Friday, February 5, 2010
War Games, written by Audrey and Akila Couloumbis. Random House, 2009. $21.00 ages 12 and up
"Petros thought of a dozen things he wanted to tell Uncle Spiro on his way to the other farm. He could hardly keep his mind on one bit of news before his thoughts turned as if blown on the wind he imagined for the kite.
He would tell Uncle Spiro Lambros was safe, of course. He'd say there were two valuables in the well. The glass marble. Uncle Spiro should know what a fine shooter it was.
This is a 'novel based on a true story'. It evolved from memories and discussions from Akila Couloumbis' life in Greece, while the Germans occupied it in an attempt to control the Suez Canal during WWII. It is 1941 and life in the villages of Greece is mostly serene and peaceful. Petros and his family farm, sharing their vegetables and eggs with their neighbors and the people who live in the nearby village. Petros and his brother work hard, and play hard with their cousin Stavros and with their friend Elia. Sibling strife is common and Petros longs to be like his big brother, while never wanting Zola to know that.
The family hears that the Germans will be taking what they need from farmhouses and villagers and that a commander will take up office space in the Couloumbis parlor. They are angry and scared. In the meantime, they watch the roads carefully and help any Greek resistance fighters who show up at their door. As the time for the commander's arrival looms near, their cousin Lambros arrives to find refuge with them. He is an honored and bold man who has tricked the Germans and continues to find ways to thwart their occupation. While Lambros is hiding in their well, the commandert arrives and the family lives in terror that Lambros might be discovered.

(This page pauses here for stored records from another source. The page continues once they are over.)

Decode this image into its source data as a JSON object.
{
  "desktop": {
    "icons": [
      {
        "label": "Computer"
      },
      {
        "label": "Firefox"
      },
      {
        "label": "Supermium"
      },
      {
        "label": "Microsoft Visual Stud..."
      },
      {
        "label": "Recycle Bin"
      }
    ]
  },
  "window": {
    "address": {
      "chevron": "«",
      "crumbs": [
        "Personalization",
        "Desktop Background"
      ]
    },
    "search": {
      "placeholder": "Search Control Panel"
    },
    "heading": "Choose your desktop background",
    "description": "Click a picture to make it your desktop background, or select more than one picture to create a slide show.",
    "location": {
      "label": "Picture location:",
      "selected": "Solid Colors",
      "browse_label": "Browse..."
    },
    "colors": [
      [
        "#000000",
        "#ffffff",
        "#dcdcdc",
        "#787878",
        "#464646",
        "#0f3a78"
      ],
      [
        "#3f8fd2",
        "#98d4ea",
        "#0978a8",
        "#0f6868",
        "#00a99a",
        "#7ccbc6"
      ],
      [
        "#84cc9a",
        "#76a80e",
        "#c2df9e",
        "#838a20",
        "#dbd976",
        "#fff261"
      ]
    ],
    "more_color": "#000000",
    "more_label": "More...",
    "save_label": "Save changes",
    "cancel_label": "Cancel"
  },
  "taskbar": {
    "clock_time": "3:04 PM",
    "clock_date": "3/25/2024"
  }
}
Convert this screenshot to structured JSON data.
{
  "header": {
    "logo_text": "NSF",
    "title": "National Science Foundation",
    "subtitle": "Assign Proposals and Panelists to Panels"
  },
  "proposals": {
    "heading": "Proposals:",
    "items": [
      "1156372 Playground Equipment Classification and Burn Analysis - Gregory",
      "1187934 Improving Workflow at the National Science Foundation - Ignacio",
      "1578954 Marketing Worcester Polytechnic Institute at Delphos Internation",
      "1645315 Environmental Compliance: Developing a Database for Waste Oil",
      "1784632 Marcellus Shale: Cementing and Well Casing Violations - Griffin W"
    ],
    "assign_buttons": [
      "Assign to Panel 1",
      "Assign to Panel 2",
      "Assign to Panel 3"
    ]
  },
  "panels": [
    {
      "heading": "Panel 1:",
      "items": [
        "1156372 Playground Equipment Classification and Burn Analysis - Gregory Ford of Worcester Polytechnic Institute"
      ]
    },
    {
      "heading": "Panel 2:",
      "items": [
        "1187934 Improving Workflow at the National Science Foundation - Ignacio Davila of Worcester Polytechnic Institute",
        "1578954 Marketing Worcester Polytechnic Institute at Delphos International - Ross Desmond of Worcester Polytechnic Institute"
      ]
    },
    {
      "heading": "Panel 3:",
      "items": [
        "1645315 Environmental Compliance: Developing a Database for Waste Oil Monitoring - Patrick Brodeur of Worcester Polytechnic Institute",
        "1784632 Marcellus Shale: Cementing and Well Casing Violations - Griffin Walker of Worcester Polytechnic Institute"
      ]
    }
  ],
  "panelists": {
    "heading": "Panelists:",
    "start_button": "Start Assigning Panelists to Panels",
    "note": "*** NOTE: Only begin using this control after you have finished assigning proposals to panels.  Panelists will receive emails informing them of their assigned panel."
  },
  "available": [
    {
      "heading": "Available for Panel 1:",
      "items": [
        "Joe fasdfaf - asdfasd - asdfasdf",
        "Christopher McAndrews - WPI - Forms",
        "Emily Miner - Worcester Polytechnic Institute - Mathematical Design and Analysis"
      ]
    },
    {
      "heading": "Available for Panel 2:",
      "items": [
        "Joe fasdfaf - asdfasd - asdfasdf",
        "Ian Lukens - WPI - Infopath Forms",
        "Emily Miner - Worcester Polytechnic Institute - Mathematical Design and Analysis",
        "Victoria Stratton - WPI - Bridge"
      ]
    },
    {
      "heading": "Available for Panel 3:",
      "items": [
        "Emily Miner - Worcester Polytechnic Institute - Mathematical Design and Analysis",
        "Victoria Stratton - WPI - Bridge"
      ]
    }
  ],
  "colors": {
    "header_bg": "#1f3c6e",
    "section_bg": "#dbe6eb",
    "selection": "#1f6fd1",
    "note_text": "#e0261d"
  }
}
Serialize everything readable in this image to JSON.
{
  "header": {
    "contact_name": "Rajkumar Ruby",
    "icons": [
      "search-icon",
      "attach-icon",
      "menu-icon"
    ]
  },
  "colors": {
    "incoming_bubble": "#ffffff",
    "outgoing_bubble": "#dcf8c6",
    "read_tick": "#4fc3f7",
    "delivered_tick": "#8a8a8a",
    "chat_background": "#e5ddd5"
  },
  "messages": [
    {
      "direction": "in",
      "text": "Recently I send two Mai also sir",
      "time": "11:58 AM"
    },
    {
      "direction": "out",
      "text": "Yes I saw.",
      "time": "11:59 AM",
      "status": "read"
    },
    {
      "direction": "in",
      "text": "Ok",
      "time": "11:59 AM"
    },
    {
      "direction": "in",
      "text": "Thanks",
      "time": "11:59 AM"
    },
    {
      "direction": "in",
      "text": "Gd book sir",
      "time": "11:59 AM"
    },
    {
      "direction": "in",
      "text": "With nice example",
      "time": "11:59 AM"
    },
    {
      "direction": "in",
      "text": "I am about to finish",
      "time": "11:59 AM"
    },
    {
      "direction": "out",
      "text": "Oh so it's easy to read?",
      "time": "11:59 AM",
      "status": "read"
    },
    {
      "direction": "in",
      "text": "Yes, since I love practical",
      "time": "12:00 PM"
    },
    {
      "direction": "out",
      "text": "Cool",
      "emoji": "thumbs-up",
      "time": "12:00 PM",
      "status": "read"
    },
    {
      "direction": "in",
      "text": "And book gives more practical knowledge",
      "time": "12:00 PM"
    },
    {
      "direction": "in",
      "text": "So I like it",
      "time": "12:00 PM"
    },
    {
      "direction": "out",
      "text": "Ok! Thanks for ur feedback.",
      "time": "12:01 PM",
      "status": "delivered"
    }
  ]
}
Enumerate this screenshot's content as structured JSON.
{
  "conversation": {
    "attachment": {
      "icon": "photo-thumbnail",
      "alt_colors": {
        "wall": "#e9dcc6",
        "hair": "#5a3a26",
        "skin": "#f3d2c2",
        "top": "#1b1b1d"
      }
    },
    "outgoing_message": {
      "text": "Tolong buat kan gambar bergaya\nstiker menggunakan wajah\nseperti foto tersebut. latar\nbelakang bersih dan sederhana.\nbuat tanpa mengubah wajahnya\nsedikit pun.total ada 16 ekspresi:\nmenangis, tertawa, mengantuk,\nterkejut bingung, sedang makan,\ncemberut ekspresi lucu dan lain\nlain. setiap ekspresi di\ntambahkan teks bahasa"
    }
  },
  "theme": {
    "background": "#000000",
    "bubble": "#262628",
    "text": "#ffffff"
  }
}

Lambros' escape goes unnoticed and soon the family hears that he is safe. On a trip to town to deliver vegetables and eggs, Petros is able to tell Stavros (Lambros' younger brother) that Lambros has found refuge and is fine. What happens to Stavros next is terrifying, and finally, uplifting.
Petros' feelings toward the commander are complicated: "Petros saw it in the commander's face, he wanted to be one of two men. And yet he had to remain the commander. He clicked his heels together and bowed his head a little."
I liked the pace of this memoir from WWII...it is very different than other books read about the war. The family comes to life through description and dialogue and the idyllic setting for the hard work they share on the farm is real and tangible.
In an author's note about the other author, Audrey Couloumbis shares insight into its evolution as a novel, basing the characters on Akila's family and the fact that many commanders occupied space in their home...one was especially kind and they based the commander on Akila's memories of that man. They set the story at the beginning of the occupation and are happy to report that the end of the war brought a return to the United States for the family.